◆ **Input material**
==============================
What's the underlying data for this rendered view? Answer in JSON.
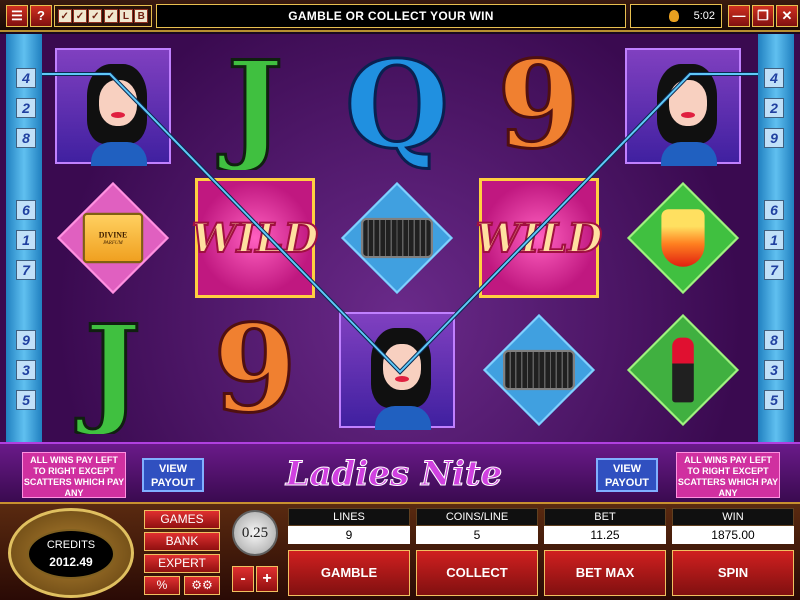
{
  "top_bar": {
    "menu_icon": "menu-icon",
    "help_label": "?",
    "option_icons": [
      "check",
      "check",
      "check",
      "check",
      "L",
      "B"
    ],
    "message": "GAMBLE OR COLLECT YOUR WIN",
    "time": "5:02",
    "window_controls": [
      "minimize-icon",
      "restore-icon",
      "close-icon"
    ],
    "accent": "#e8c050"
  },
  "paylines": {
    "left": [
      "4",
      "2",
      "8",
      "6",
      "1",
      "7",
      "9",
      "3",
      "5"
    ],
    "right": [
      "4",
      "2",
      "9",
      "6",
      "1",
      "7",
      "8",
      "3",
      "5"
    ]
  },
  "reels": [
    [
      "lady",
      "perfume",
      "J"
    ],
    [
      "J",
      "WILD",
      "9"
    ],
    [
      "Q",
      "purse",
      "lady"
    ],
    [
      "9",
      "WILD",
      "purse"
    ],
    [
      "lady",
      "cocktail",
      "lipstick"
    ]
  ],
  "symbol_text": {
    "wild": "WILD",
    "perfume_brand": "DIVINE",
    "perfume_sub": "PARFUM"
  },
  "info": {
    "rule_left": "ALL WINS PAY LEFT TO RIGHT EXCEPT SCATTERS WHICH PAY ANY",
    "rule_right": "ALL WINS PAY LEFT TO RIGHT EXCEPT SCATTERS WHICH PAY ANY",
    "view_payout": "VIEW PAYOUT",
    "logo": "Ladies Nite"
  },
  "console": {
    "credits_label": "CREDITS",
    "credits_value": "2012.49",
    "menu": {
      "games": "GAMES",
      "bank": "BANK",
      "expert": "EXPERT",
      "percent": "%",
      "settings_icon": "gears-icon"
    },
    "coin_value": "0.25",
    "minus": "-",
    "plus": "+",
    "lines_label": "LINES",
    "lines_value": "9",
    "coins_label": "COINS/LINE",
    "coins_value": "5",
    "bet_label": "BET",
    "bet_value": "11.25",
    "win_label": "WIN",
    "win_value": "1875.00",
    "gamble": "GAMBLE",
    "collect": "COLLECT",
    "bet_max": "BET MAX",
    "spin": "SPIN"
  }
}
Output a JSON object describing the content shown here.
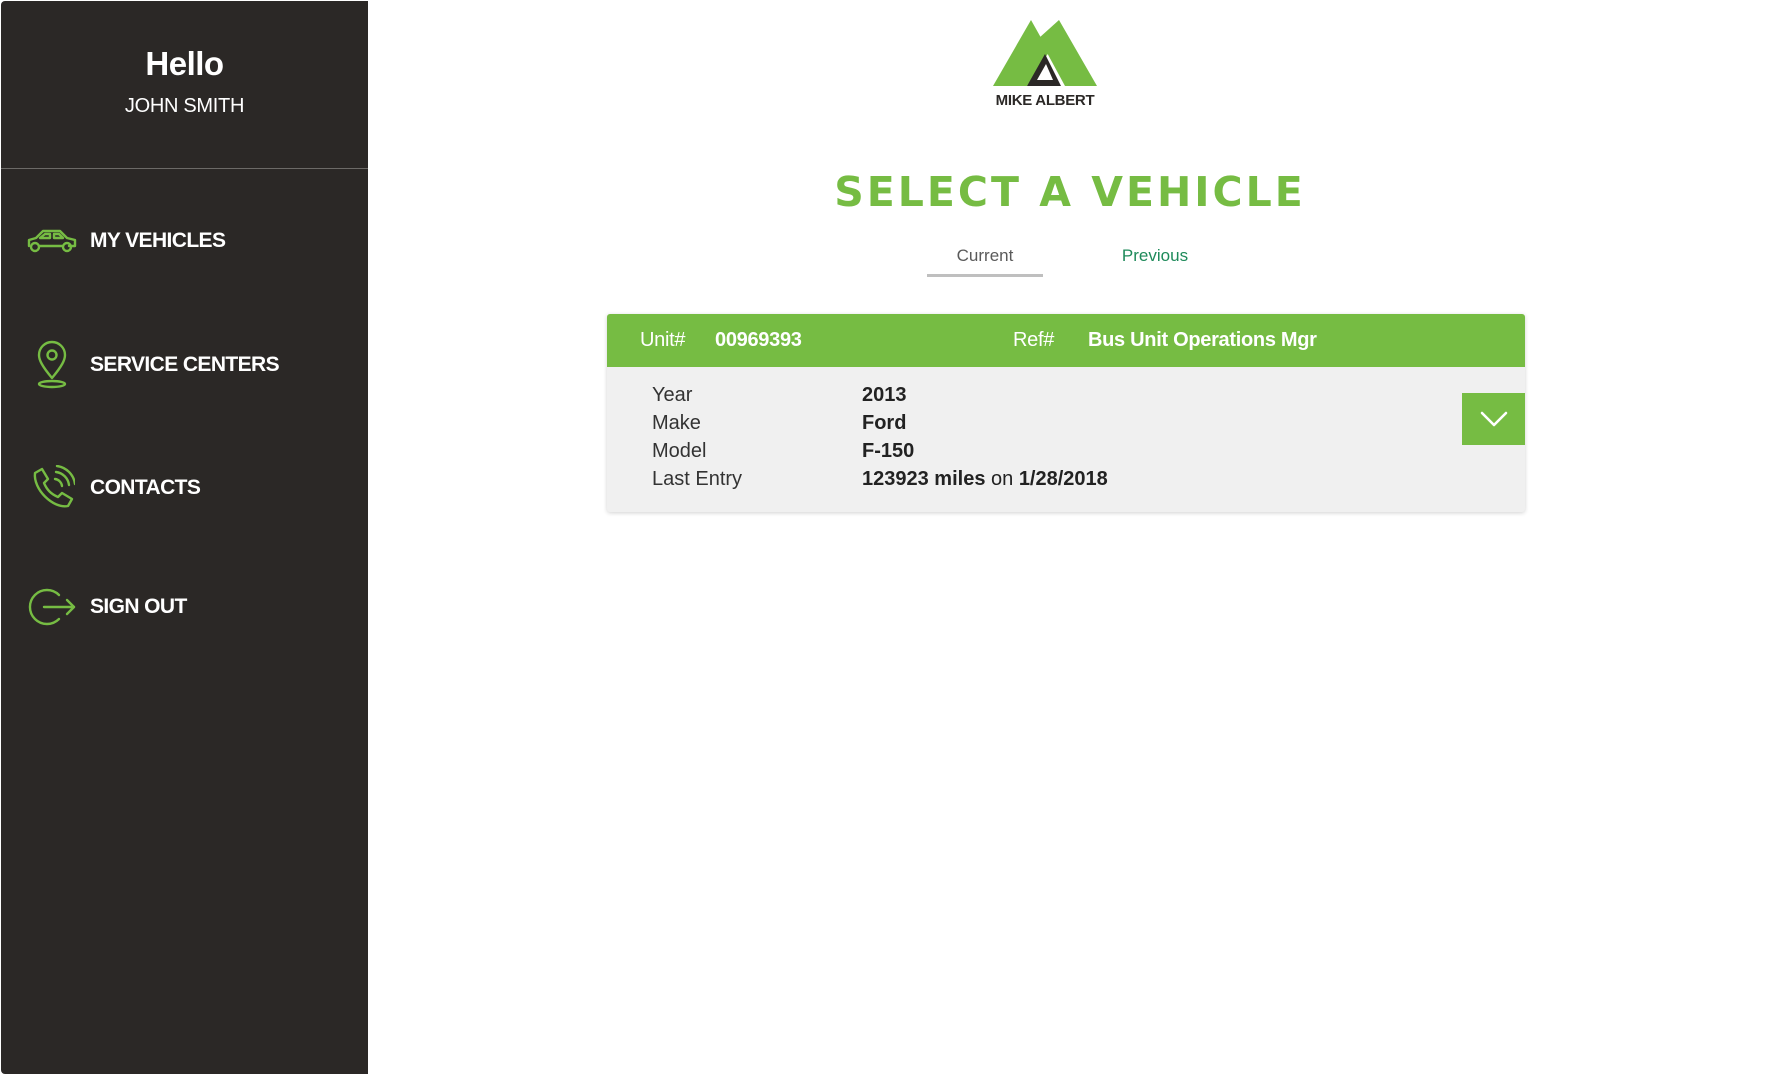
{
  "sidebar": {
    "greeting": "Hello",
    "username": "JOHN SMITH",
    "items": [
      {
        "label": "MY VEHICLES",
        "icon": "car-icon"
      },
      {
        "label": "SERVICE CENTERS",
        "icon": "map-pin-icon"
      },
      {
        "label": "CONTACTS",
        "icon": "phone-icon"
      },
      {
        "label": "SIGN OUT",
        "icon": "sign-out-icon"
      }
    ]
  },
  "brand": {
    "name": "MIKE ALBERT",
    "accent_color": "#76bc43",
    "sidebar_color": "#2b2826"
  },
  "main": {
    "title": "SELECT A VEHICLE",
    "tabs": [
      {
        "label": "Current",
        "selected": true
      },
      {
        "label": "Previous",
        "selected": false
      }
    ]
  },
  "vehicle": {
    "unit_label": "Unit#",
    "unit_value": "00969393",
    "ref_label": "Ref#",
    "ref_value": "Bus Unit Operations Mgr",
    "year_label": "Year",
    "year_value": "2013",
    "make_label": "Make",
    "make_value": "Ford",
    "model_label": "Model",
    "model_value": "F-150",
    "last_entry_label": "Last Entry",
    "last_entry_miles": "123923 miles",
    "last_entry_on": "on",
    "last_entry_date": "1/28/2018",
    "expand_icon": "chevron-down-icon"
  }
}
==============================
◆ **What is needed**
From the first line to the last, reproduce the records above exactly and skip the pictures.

◆ **Answer below**
What's the underlying data for this rendered view? Answer in JSON.
{
  "top_bar": {
    "menu_icon": "menu-icon",
    "help_label": "?",
    "option_icons": [
      "check",
      "check",
      "check",
      "check",
      "L",
      "B"
    ],
    "message": "GAMBLE OR COLLECT YOUR WIN",
    "time": "5:02",
    "window_controls": [
      "minimize-icon",
      "restore-icon",
      "close-icon"
    ],
    "accent": "#e8c050"
  },
  "paylines": {
    "left": [
      "4",
      "2",
      "8",
      "6",
      "1",
      "7",
      "9",
      "3",
      "5"
    ],
    "right": [
      "4",
      "2",
      "9",
      "6",
      "1",
      "7",
      "8",
      "3",
      "5"
    ]
  },
  "reels": [
    [
      "lady",
      "perfume",
      "J"
    ],
    [
      "J",
      "WILD",
      "9"
    ],
    [
      "Q",
      "purse",
      "lady"
    ],
    [
      "9",
      "WILD",
      "purse"
    ],
    [
      "lady",
      "cocktail",
      "lipstick"
    ]
  ],
  "symbol_text": {
    "wild": "WILD",
    "perfume_brand": "DIVINE",
    "perfume_sub": "PARFUM"
  },
  "info": {
    "rule_left": "ALL WINS PAY LEFT TO RIGHT EXCEPT SCATTERS WHICH PAY ANY",
    "rule_right": "ALL WINS PAY LEFT TO RIGHT EXCEPT SCATTERS WHICH PAY ANY",
    "view_payout": "VIEW PAYOUT",
    "logo": "Ladies Nite"
  },
  "console": {
    "credits_label": "CREDITS",
    "credits_value": "2012.49",
    "menu": {
      "games": "GAMES",
      "bank": "BANK",
      "expert": "EXPERT",
      "percent": "%",
      "settings_icon": "gears-icon"
    },
    "coin_value": "0.25",
    "minus": "-",
    "plus": "+",
    "lines_label": "LINES",
    "lines_value": "9",
    "coins_label": "COINS/LINE",
    "coins_value": "5",
    "bet_label": "BET",
    "bet_value": "11.25",
    "win_label": "WIN",
    "win_value": "1875.00",
    "gamble": "GAMBLE",
    "collect": "COLLECT",
    "bet_max": "BET MAX",
    "spin": "SPIN"
  }
}
Output a JSON object describing the content shown here.
{
  "sidebar": {
    "greeting": "Hello",
    "username": "JOHN SMITH",
    "items": [
      {
        "label": "MY VEHICLES",
        "icon": "car-icon"
      },
      {
        "label": "SERVICE CENTERS",
        "icon": "map-pin-icon"
      },
      {
        "label": "CONTACTS",
        "icon": "phone-icon"
      },
      {
        "label": "SIGN OUT",
        "icon": "sign-out-icon"
      }
    ]
  },
  "brand": {
    "name": "MIKE ALBERT",
    "accent_color": "#76bc43",
    "sidebar_color": "#2b2826"
  },
  "main": {
    "title": "SELECT A VEHICLE",
    "tabs": [
      {
        "label": "Current",
        "selected": true
      },
      {
        "label": "Previous",
        "selected": false
      }
    ]
  },
  "vehicle": {
    "unit_label": "Unit#",
    "unit_value": "00969393",
    "ref_label": "Ref#",
    "ref_value": "Bus Unit Operations Mgr",
    "year_label": "Year",
    "year_value": "2013",
    "make_label": "Make",
    "make_value": "Ford",
    "model_label": "Model",
    "model_value": "F-150",
    "last_entry_label": "Last Entry",
    "last_entry_miles": "123923 miles",
    "last_entry_on": "on",
    "last_entry_date": "1/28/2018",
    "expand_icon": "chevron-down-icon"
  }
}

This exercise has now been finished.